and Tel Aviv, and we tried to find actors that would be right. And
many of the actors from Israel have scattered all over the world to
find more work. So we had casting directors in New York, L.A.,
London, Paris, Rome, and Tel Aviv. And every night as I was
location scouting, I’d go on the Internet and like, here are the
actors that are auditioning in London, here are the ones in Paris.
I’d try to see the ones that felt the best, and then when I got to
that city…I would meet the people and try to find people who had
a connection to the story, a spiritual connection to the film —
which really everybody did, even if it wasn’t their religion. They
were connected to the spirituality, the beauty of the story.
CM: You’ve previously mentioned that your hope
with this film is to unite rather than divide.
Catherine: To be more unifying. Filming in a
Muslim country, we found that the people there are really into the
CM: You grew up going Sunday school.
CM: What was most enjoyable and most
challenging about making this film?
Catherine: Maybe they were the same: The actual
nativity scene. You know, it was something that we all love and I
loved to do as a child. But making the real life one was so much
harder that I thought. Because I didn’t think about cows. How do
you get cows to lie down and be still? And how many Italian farmers
does it take to get the mama cow to lie down? And how long will it
stay down? The donkey. How do you get the donkey to lie down? And
the sheep? And then suddenly, if you finally can get all the
animals’ biorhythms settled and you can get everybody calm, then
you’ve got a live baby that’s only seven days old and the parents
are standing right there — gasp! A 16-year-old is holding our
baby! — and finally you get the baby, and then of course when the
baby finally gets into Mary’s arms, it starts crying and wakes up
the cow, and then the cow stands up, and then the Humane Society
says, “Okay, the cow’s gotta have a walk.” And you just have to
start the whole thing over. So the first night, nothing. We
couldn’t film anything. And then luckily we had another night, and
that night I think the biorhythms kind of worked. It was crazy.
CM: Controversy seems to follow
religious-themed films. Your film is not controversial. Even so,
there’s been a situation in Chicago about the film’s sponsorship of
a Christmas market there. What’s your take on that?
Catherine: The thing that seems so weird about
that, and I haven’t been to Chicago to really see it with my own
eyes, but I think that they sell beer, and it’s sponsored by beer
and liquor companies, and it’s sponsored by luxury cars and all
that, yet they won’t let the Christmas story be there, so it is a
bit confusing. I don’t quite understand it.
I don’t know…People are so worried about “taking the Christ
out of Christmas,” but I think the message of Christmas is
something…the story transcends religions, and it’s actually more

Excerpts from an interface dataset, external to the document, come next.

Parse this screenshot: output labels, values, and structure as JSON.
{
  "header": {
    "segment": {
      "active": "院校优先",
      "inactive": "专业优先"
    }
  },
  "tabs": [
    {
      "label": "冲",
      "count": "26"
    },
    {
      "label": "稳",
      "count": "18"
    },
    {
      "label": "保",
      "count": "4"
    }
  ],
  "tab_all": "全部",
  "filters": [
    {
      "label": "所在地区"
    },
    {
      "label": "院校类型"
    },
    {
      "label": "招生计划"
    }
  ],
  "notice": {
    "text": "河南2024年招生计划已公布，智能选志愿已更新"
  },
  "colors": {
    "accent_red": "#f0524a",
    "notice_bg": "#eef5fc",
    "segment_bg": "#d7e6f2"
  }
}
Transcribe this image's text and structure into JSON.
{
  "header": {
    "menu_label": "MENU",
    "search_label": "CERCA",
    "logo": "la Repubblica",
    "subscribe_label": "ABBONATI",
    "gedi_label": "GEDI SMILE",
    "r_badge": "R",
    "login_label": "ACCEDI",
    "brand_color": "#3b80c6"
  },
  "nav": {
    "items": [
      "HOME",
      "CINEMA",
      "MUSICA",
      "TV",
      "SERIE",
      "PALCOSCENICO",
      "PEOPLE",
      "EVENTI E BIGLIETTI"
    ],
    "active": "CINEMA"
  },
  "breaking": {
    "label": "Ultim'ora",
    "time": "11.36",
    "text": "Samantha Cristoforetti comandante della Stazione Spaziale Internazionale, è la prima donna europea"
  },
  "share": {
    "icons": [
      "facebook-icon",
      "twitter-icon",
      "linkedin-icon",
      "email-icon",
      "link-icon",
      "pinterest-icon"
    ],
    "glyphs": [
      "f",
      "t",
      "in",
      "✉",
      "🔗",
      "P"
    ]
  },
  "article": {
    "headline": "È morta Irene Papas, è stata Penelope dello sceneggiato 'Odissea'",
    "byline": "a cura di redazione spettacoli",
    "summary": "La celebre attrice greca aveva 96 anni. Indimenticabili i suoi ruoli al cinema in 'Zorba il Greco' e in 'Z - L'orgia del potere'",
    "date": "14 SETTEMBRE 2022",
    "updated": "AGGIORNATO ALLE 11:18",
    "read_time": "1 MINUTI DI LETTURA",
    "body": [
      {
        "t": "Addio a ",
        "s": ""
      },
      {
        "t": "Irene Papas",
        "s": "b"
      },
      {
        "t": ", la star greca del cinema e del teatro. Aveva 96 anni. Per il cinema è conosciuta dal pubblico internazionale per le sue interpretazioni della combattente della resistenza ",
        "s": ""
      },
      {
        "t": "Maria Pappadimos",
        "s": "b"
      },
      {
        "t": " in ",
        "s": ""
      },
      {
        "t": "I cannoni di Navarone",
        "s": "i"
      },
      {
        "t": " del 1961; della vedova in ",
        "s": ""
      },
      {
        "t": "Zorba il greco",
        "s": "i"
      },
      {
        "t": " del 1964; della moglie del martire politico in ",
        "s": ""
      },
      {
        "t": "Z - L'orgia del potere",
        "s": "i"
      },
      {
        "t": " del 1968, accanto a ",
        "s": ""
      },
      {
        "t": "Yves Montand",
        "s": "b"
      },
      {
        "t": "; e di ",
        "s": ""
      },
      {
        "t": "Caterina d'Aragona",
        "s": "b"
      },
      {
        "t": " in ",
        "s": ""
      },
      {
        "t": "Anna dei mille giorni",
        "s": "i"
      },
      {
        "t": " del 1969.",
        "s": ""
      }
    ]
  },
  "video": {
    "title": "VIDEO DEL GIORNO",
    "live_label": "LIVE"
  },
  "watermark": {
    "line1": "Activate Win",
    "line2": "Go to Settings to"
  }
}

of a unifying factor than a dividing factor. I think people really
want something spiritual, and don’t want to just feel every second,
buy, buy, buy, buy. I almost can’t go shopping during Christmas
because I feel it’s just about money, money, money. And that’s not
what it’s all about. I don’t understand it.
CM: What do you hope people take away from your
Catherine: I hope that when you go though the
Christmas season with all the buying and all that stuff, it makes
you think, just for that moment, you can go to a dark theater…and
just reflect on what the meaning of Christmas really is. And the
humility of the story.
When the wisemen say, “The greatest of kings born in the most
humble of places,” they’re in all their fancy dress and gold
threads, but they suddenly get struck, too: We’re not seeing a king
in a palace with all this power and gold, we’re seeing this baby on
the straw with the animals.
It was very humble and very beautiful, and that’s even a
revolutionary message today. People are so blinged-out — which we
love all those things — but there are other sides to life, too. So
I hope people see that. I hope they see the inspiration of the
relationship and marriage where Mary and Joseph, their relationship
grows stronger and deeper even if they go through tough things. I
hope people can be inspired by their own challenges and find ways
to get through them.
Learn more about The Nativity Story at www.thenativitystory.com.